For fiscal 4Q2022, North America Solutions direct margins are forecast to be $185-205 million, which would include $6 million to reactivate rigs. H&P expects to exit September running 176 contracted rigs in North America, up one from the latest period.

The Price Is (Almost) Right

“On our earnings call last February and again in April, we discussed how rig pricing needed to reach $30,000/day,” Lindsay said. “In our third fiscal quarter, we had roughly 20% of our fleet average revenue per day at or above that level.

“This is a great start, but we also recognize that pricing needs to move further to achieve gross margins of 50% or greater to generate returns that fully reflect the value we deliver to customers with our FlexRig fleet and complementary technology solutions.” 

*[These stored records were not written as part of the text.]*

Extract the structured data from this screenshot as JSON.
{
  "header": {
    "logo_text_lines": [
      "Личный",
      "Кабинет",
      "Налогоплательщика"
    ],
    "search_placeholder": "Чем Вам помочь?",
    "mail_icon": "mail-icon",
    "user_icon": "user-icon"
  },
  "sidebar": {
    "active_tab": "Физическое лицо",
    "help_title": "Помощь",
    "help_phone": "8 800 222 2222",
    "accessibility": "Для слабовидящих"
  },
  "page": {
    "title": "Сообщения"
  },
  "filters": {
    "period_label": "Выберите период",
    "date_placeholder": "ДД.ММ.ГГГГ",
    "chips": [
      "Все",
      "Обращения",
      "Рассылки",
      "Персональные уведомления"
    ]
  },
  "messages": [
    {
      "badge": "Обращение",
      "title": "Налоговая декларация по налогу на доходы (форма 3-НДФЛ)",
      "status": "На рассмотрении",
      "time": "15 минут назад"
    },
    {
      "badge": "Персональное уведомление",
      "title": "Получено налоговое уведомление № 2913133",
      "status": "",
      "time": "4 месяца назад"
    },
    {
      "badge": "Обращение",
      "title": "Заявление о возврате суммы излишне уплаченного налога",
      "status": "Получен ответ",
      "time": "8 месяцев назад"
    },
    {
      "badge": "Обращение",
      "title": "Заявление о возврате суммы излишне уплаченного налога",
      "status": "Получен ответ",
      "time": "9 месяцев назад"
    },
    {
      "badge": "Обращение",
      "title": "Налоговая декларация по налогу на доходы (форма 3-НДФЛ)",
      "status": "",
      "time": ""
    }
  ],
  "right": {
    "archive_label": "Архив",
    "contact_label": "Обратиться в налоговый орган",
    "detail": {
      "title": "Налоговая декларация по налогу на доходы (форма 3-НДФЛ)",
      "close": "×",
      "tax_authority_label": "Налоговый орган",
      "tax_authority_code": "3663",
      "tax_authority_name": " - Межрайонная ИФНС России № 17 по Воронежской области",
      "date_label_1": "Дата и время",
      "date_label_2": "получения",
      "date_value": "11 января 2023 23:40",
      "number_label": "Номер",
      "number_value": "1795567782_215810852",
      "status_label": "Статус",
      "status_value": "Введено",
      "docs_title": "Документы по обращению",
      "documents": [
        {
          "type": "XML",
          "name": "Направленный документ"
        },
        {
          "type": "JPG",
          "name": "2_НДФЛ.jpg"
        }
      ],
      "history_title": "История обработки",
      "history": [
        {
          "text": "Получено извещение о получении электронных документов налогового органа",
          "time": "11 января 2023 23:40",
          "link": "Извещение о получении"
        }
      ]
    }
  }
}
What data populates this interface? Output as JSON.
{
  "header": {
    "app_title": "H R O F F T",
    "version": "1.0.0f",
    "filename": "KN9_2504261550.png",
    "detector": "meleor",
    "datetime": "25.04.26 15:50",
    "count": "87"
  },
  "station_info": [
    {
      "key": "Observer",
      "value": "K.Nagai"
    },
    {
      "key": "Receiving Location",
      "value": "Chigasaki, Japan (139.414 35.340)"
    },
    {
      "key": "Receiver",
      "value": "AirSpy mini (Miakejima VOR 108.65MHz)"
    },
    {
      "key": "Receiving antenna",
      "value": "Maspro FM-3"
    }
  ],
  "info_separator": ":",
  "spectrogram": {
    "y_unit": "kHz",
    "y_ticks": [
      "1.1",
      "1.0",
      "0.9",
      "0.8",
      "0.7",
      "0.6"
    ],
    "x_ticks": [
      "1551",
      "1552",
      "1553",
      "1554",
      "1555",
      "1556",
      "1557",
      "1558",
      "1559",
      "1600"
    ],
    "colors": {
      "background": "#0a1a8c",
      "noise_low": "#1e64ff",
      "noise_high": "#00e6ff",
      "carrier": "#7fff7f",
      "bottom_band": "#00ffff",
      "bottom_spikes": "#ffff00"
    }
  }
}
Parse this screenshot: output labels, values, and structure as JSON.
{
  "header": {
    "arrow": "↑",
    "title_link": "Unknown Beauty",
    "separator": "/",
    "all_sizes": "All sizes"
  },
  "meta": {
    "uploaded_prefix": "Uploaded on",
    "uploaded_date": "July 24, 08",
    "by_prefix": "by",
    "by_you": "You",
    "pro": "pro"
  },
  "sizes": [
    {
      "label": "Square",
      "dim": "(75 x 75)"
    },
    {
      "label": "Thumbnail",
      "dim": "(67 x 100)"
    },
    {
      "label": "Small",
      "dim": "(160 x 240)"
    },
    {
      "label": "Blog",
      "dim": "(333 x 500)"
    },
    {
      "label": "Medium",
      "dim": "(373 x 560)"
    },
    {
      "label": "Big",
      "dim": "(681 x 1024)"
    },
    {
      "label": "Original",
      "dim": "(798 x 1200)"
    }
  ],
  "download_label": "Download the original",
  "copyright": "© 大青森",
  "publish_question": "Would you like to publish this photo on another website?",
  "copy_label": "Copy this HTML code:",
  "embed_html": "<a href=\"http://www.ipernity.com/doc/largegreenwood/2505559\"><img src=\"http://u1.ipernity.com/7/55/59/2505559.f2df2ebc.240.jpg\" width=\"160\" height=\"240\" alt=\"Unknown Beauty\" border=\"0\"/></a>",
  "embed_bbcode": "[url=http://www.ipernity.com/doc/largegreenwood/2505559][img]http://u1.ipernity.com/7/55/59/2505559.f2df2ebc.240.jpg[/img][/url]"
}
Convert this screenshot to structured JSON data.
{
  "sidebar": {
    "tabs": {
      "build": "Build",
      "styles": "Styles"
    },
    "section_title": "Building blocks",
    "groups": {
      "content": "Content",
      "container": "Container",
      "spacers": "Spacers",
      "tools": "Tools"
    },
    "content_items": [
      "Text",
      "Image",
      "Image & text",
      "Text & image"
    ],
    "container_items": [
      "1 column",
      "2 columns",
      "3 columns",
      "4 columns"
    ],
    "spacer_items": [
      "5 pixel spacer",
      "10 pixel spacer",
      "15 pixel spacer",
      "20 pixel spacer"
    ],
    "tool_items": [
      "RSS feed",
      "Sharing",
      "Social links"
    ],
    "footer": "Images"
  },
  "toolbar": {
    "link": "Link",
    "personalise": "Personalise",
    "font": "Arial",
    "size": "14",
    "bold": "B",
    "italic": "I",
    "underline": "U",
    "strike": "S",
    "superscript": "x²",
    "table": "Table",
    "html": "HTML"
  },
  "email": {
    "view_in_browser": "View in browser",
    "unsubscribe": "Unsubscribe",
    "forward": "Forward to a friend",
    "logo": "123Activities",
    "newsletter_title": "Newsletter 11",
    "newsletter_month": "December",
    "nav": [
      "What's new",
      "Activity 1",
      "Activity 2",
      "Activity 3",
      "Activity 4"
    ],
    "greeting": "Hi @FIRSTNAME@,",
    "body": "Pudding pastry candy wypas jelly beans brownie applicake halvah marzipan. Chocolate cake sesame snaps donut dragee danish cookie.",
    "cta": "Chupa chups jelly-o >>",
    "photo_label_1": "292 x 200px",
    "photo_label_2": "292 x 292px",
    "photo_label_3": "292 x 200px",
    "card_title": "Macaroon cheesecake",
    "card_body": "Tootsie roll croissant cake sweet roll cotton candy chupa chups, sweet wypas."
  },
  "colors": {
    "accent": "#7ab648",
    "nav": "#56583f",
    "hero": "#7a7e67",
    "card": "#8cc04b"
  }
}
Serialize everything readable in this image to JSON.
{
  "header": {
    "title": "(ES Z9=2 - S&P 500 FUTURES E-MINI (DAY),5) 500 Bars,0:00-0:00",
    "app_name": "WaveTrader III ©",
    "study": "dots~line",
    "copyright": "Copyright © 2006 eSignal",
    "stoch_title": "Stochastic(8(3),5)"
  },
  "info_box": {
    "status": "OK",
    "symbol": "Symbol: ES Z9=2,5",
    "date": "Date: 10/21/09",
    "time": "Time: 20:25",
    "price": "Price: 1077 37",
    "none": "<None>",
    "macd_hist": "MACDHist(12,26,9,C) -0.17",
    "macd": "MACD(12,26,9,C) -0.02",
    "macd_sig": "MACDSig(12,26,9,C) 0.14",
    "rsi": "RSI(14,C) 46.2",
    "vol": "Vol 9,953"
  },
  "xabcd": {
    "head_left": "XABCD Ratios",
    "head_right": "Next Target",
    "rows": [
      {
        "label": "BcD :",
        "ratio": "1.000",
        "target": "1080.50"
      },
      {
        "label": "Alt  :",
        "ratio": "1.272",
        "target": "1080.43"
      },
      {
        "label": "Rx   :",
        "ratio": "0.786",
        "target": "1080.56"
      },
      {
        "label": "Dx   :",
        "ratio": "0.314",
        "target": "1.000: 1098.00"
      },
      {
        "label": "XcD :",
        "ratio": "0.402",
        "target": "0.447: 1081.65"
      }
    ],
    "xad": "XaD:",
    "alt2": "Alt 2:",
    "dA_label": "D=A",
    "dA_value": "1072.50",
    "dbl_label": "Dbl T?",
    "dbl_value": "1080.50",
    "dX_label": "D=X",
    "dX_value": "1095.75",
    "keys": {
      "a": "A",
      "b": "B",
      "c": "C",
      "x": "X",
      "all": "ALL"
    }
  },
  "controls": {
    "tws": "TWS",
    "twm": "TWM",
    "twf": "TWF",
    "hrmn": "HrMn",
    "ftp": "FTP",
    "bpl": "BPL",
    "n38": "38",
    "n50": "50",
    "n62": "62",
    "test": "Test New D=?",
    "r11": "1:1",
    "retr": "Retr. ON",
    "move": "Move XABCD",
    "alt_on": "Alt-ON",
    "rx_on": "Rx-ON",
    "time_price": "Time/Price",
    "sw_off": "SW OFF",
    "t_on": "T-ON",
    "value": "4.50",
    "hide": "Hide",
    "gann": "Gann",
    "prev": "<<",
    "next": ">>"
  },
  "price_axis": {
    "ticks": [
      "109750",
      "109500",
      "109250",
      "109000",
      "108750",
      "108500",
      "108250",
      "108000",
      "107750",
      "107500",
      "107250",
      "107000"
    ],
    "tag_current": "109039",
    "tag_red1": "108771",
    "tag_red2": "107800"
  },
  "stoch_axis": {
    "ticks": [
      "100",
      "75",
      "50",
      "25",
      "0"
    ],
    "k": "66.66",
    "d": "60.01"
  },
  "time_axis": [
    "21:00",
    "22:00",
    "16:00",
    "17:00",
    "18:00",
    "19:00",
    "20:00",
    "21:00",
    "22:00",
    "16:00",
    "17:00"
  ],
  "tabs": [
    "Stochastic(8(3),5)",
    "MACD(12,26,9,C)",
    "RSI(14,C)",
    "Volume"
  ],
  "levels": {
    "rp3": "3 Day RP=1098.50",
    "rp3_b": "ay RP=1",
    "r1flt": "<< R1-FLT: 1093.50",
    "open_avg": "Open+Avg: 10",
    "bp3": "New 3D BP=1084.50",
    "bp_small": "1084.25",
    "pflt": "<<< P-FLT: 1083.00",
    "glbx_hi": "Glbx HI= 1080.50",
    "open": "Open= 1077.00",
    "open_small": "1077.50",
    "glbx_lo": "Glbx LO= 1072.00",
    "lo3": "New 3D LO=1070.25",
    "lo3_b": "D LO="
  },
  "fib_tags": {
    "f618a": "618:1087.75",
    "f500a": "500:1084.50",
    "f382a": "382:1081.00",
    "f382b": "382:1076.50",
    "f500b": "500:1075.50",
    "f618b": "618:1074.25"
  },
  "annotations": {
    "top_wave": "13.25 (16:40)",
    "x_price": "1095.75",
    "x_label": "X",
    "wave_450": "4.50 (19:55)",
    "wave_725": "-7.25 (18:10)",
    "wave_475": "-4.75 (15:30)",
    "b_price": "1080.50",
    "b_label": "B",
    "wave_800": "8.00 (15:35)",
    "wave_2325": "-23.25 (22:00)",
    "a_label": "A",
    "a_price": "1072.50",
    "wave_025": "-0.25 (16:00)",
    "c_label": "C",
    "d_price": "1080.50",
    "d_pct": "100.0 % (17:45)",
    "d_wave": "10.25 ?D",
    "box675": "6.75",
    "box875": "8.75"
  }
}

The “rapidly improving contract economics” are being driven by a market “that’s very tight for available super-spec rigs,” the CEO said.

Inflationary pressures this year, combined with supply chain constraints, “are increasing consumable inventory costs,” Smith said. Higher costs also are impacting supply chain access to parts and materials. To that end, H&P has been proactive in inventory planning and its vendor relationships to alleviate issues and avoid material impacts to operations.

Around 70-75% of daily costs are labor-related, Smith noted. To ensure it has a solid workforce, the company implemented a wage rate increase last December. The turnover rates for the work crews have remained consistent with historical rates, the CFO said.

“Today, we have not experienced any lost drilling time or more lost contracts due to crewing issues.”

Net income was $18 million (16 cents/share) from operating revenue of $550 million in the fiscal third quarter, compared with a year-ago loss of $56 million (minus 53 cents). Operating revenue climbed year/year to $550 million from $332 million.